  1. A 0-10 score named after her that is used at one minute and five minutes after birth on every newborn worldwide born in a hospital to assess its medical condition.
  2. Advocate in the mid-1800s for women's attire that did not involve a corset; instead it involved a looser top, a skirt that stopped at the knee, with a pair of pants worn under the skirt. It has come to be named after her.
  3. Co-developer of Clinistix, the first dip-and-read diagnostic test strips for monitoring glucose in the urine.

A. Amelia Bloomer
B. Virginia Apgar
C. Helen Murray Free

(answers at the end)

The first woman to own, operate and edit a newspaper for women "The Lily" (published in Seneca Falls, New York -- the birthplace of women's rights), ardent suffragist Amelia Bloomer is often recalled for her support of a revolution in dress for the women of the mid-1800s. At that time, women wore corsets under their dresses which were very heavy, required assistance for dressing, and permanently altered the locations of a woman's organs. Bloomer advocated for a looser top, a skirt that stopped at the knee, with a pair of pants worn under the skirts ("bloomers"). Bloomer and others abandoned this more comfortable attire when it became apparent that audiences were more focused on their clothing than on their suffrage message. A long-time associate of women's rights pioneer Elizabeth Cady Stanton, Bloomer has been inducted into the National Women's Hall of Fame.

In the early 1950s, much attention at birth was focused on the mother. Dr. Virginia Apgar , a pediatric anesthesiologist at Columbia University, was concerned that more attention needed to be focused on the infants, particularly those that needed medical assistance. In 1952, Dr. Apgar developed a maximum ten-point score, called the Apgar Score, that assesses the infant's condition in five categories and awards a 0, 1 or 2 in each category: Appearance, Pulse, Grimace, Activity, Respiration (APGAR). It can be administered quickly by any medical professional, has saved the lives of countless individuals, and is used worldwide in hospitals. The first woman to head a department at Columbia University and the first woman full professor across the entire University, Dr. Apgar has been featured on a U.S. postage stamp and has been inducted into the National Women's Hall of Fame.

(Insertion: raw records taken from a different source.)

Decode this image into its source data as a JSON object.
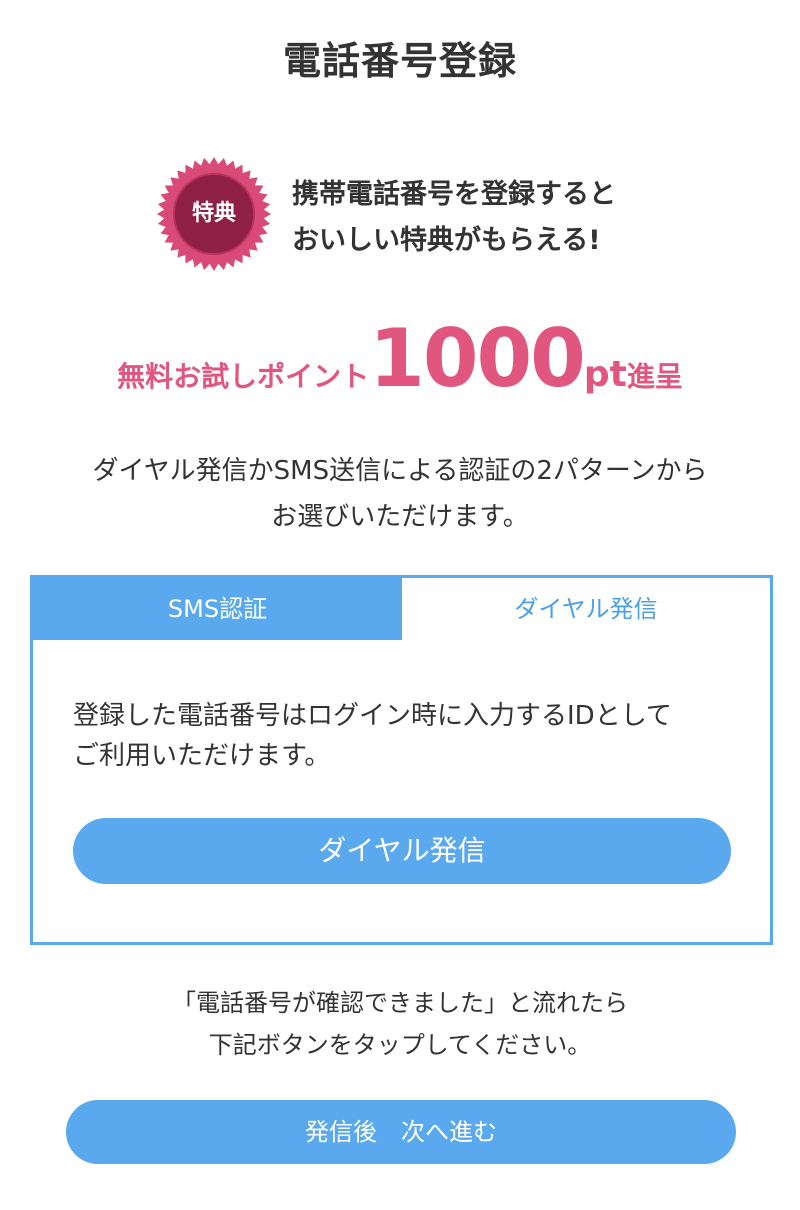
{
  "page": {
    "title": "電話番号登録"
  },
  "promo": {
    "badge_label": "特典",
    "line1": "携帯電話番号を登録すると",
    "line2": "おいしい特典がもらえる!",
    "points_prefix": "無料お試しポイント",
    "points_value": "1000",
    "points_unit": "pt",
    "points_suffix": "進呈"
  },
  "description": {
    "line1": "ダイヤル発信かSMS送信による認証の2パターンから",
    "line2": "お選びいただけます。"
  },
  "tabs": [
    {
      "label": "SMS認証",
      "active": true
    },
    {
      "label": "ダイヤル発信",
      "active": false
    }
  ],
  "panel": {
    "text_line1": "登録した電話番号はログイン時に入力するIDとして",
    "text_line2": "ご利用いただけます。",
    "dial_button_label": "ダイヤル発信"
  },
  "note": {
    "line1": "「電話番号が確認できました」と流れたら",
    "line2": "下記ボタンをタップしてください。"
  },
  "next_button_label": "発信後　次へ進む",
  "colors": {
    "accent_blue": "#5aa9ef",
    "promo_pink": "#e0567f",
    "badge_outer": "#d94a79",
    "badge_inner": "#8e1f45"
  }
}
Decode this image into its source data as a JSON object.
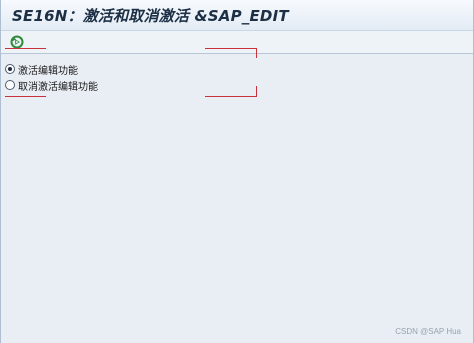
{
  "window": {
    "title": "SE16N：激活和取消激活 &SAP_EDIT"
  },
  "toolbar": {
    "execute_icon": "execute-icon",
    "execute_color": "#2f8a3c"
  },
  "options": [
    {
      "label": "激活编辑功能",
      "selected": true
    },
    {
      "label": "取消激活编辑功能",
      "selected": false
    }
  ],
  "annotation": {
    "color": "#c8323c"
  },
  "watermark": "CSDN @SAP Hua"
}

The holder of seven patents, chemist Helen Murray Free spent her career collaborating with her husband. Together, they invented technologies that benefit people worldwide and changed the face of medical diagnostics. One of their most significant efforts was the development of Clinistix, the first dip-and-read diagnostic test strip for monitoring glucose in the urine. Today, dip-and-read diagnostic strips are used for diabetes, pregnancy tests, and other conditions. Free received numerous honors, including the 2009 National Medal of Technology and Innovation. The Medal citation reads "For her seminal contributions to diagnostic chemistry through development of dip-and-read urinalysis, which gave rise to a technological revolution in convenient, reliable, point-of-care tests and patient self-monitoring." Free has been inducted into the National Women's Hall of Fame.

Learn about more she-roes and celebrate amazing women.
From clothing, to saving lives, to providing medical treatments, women have seen a need and invented a solution. Dr. Virginia Apgar and Amelia Bloomer are among the more than 850 women profiled in the book Her Story: A Timeline of the Women Who Changed America. I am proud to stand on the shoulders of these mothers of invention.

(answers: 1-B, 2-A, 3-C)